Many of the muscles that move the foot are found in the lower leg. These muscles attach via tendons to various bones in the foot. The main muscles that move the foot downwards (plantar flex the foot) and propel the body forward are the calf muscles (gastrocnemius and soleus muscles). These muscles are connected to the heel bone (calcaneus) by the "rope like" Achilles tendon. Achilles tendon rupture is the term used to describe a complete tear of the Achilles tendon. The most common site for Achilles tendon rupture to occur is an area 2 - 6 cm. (1 - 2.5 in.) above where the tendon attaches to the calcaneus.
The Achilles tendon is most commonly injured by sudden plantarflexion or dorsiflexion of the ankle, or by forced dorsiflexion of the ankle outside its normal range of motion. Other mechanisms by which the Achilles can be torn involve sudden direct trauma to the tendon, or sudden activation of the Achilles after atrophy from prolonged periods of inactivity. Some other common tears can occur from overuse while participating in intense sports. Twisting or jerking motions can also contribute to injury. Fluoroquinolone antibiotics, famously ciprofloxacin, are known to increase the risk of tendon rupture, particularly achilles.

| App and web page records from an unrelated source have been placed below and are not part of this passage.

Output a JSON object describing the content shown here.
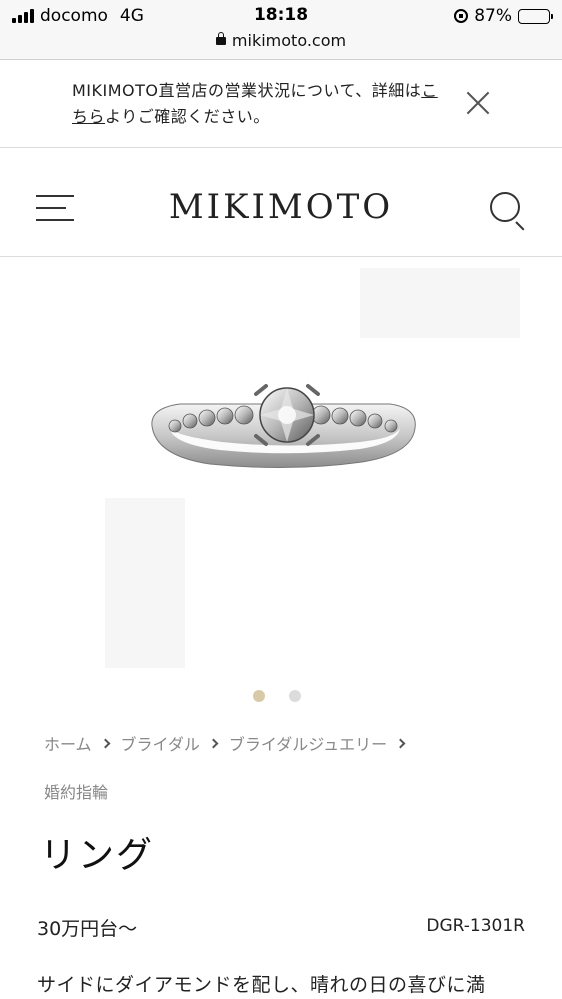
{
  "status_bar": {
    "carrier": "docomo",
    "network": "4G",
    "time": "18:18",
    "battery_percent": "87%",
    "battery_level": 0.87,
    "url": "mikimoto.com"
  },
  "notice": {
    "text_before": "MIKIMOTO直営店の営業状況について、詳細は",
    "link_text": "こちら",
    "text_after": "よりご確認ください。"
  },
  "header": {
    "logo": "MIKIMOTO"
  },
  "carousel": {
    "active_color": "#d8c9a8",
    "inactive_color": "#dcdcdc",
    "current": 1,
    "total": 2
  },
  "breadcrumb": {
    "items": [
      "ホーム",
      "ブライダル",
      "ブライダルジュエリー"
    ],
    "category": "婚約指輪"
  },
  "product": {
    "title": "リング",
    "price": "30万円台〜",
    "code": "DGR-1301R",
    "description": "サイドにダイアモンドを配し、晴れの日の喜びに満"
  }
}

The pain from an Achilles tendon rupture is usually felt in the back of the lower leg, in the area 2 to 6 cm. above the Achilles tendon's attachment to the calcaneus. Individuals with an Achilles tendon rupture often describe a "pop" or similar feeling at the time of the injury. A "hole" or defect in the Achilles tendon can usually be felt under the skin in this area. A limp and inability to rise up on the toes of the affected foot are usually present. If the affected foot does not plantar flex when the calf muscles are squeezed an Achilles tendon rupture is very likely.
The diagnosis is usually made on the basis of symptoms, the history of the injury and a doctor's examination. The doctor may look at your walking and observe whether you can stand on tiptoe. She/he may test the tendon using a method called Thompson's test (also known as the calf squeeze test). In this test, you will be asked to lie face down on the examination bench and to bend your knee. The doctor will gently squeeze the calf muscles at the back of your leg, and observe how the ankle moves. If the Achilles tendon is OK, the calf squeeze will make the foot point briefly away from the leg (a movement called plantar flexion). This is quite an accurate test for Achilles tendon rupture. If the diagnosis is uncertain, an ultrasound or MRI scan may help. An Achilles tendon rupture is sometimes difficult to diagnose and can be missed on first assessment. It is important for both doctors and patients to be aware of this and to look carefully for an Achilles tendon rupture if it is suspected.
Non Surgical Treatment
Non-surgical treatment typically involves wearing a brace or cast for the first six weeks following the injury to allow time for the ends of the torn tendon to reattach on their own. Over-the-counter medications, such as ibuprofen or aspirin, may be taken during this time to reduce pain and swelling. Once the tendon has reattached, physical therapy will be needed to strengthen the muscles and tendon. A full recovery is usually made within four to six months.
An Achilles tendon rupture is a complete tear of the fibrous tissue that connects the heel to the calf muscle. This is often caused by a sudden movement that overextends the tendon and usually occurs while running or playing sports such as basketball or racquetball. Achilles tendon rupture can affect anyone, but occurs most often in middle-aged men.
Achilles tendon rupture can be prevented by avoiding chronic injury to the Achilles tendon (i.e. tendonitis), as well as being careful to warm up and stretch properly before physical activity. Additionally, be sure to use properly fitting equipment (e.g. running shoes) and correct training techniques to avoid this problem!